One of the park's most unusual residents is the pronghorn “antelope”. Pronghorns are found in North America and nowhere else in the world. They have roamed the plains and deserts unchanged for over a million years. Some call them antelope because they resemble African antelope, although the two are not closely related. They are the only surviving member of their family, Antilocapridae. The pronghorn’s closest living relatives are the giraffe and okapi.
As the fastest North American land mammal, pronghorns can reach speeds up to 60 miles per hour for about half a mile. At top speed, they cover the ground in strides up to 24 feet and can run for longer distances at speeds of 30 to 40 miles per hour. There are no predators that can match their speed today, so it’s thought that they evolved to outrun the extinct American cheetah. Despite their speed, pronghorns cannot jump well and will dive under fences if they can’t get around them.

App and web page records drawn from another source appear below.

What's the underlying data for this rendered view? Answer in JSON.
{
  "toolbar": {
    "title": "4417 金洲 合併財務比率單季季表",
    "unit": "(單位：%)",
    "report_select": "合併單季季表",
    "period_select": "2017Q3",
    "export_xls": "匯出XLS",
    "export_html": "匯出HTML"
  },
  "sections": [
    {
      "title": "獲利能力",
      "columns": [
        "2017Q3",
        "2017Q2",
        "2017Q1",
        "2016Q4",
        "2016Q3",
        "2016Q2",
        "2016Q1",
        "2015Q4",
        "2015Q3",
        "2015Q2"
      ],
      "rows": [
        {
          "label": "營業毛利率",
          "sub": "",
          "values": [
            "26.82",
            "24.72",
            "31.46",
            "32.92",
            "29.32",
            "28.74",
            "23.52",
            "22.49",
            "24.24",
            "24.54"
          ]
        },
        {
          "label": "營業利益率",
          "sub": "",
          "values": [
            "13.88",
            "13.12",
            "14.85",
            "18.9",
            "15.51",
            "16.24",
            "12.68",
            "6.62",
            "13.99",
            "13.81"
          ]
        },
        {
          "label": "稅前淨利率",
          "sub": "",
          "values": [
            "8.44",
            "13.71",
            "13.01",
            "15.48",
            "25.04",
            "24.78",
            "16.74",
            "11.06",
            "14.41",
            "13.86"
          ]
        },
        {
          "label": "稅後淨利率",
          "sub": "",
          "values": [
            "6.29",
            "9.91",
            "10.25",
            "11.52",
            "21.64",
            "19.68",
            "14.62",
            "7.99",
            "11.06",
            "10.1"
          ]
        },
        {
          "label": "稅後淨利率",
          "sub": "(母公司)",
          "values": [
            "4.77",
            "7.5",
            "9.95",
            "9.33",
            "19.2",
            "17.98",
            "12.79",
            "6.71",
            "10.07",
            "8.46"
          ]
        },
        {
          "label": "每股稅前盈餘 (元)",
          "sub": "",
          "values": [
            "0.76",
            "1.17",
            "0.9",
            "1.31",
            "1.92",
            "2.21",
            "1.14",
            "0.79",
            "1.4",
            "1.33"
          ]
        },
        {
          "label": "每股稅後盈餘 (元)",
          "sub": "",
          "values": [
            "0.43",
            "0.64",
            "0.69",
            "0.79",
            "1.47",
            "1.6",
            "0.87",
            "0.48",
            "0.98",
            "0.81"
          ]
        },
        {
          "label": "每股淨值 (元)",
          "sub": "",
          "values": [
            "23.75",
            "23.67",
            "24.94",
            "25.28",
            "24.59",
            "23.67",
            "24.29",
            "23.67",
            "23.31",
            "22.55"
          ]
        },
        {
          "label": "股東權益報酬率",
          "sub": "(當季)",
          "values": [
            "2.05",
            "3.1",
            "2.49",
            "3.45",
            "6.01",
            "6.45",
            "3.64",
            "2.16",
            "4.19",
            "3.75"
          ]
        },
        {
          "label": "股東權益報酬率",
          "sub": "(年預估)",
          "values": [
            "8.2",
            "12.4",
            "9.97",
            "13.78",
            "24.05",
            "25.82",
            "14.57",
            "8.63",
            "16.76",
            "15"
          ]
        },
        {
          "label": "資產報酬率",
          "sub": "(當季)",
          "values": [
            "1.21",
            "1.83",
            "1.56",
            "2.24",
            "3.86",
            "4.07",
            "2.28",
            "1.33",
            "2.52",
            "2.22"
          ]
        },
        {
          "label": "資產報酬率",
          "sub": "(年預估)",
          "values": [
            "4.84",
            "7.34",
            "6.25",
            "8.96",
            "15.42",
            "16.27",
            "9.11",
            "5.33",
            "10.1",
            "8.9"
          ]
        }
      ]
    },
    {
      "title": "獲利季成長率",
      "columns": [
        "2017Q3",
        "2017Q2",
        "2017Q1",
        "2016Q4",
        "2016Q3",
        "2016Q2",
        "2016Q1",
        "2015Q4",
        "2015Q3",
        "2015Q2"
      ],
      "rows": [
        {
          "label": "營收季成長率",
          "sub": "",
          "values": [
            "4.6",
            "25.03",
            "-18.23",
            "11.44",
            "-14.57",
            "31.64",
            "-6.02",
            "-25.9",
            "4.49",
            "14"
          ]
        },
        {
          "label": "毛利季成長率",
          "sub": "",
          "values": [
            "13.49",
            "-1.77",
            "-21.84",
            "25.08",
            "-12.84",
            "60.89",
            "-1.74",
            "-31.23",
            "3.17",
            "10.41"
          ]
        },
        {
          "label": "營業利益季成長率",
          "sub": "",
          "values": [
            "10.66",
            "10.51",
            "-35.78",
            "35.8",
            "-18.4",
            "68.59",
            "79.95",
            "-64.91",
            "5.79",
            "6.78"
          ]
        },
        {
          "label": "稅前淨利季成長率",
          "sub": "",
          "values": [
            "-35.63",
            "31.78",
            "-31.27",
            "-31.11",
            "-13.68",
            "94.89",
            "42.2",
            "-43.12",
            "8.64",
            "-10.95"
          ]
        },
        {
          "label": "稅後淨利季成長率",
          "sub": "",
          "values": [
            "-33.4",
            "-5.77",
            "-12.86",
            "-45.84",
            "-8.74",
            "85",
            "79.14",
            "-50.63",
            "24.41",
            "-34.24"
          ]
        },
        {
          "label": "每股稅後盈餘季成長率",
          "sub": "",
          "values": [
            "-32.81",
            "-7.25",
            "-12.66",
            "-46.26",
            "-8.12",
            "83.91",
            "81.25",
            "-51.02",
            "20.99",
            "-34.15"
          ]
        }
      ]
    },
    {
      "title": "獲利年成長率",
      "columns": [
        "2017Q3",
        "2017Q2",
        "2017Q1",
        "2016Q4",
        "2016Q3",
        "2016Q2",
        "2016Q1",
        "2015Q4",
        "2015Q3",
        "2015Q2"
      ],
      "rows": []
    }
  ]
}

By the turn of the century, pronghorn numbers had plummeted due to overhunting and were absent from the Black Hills. In 1914, 13 pronghorns were reintroduced to the park from Alberta. In the early years, Wind Cave’s pronghorns struggled to survive, lacking enough space to outrun their predators due to the small size of the Wind Cave National Game Preserve. It wasn’t until the 1930s that their numbers began to increase significantly.
Last updated: July 3, 2020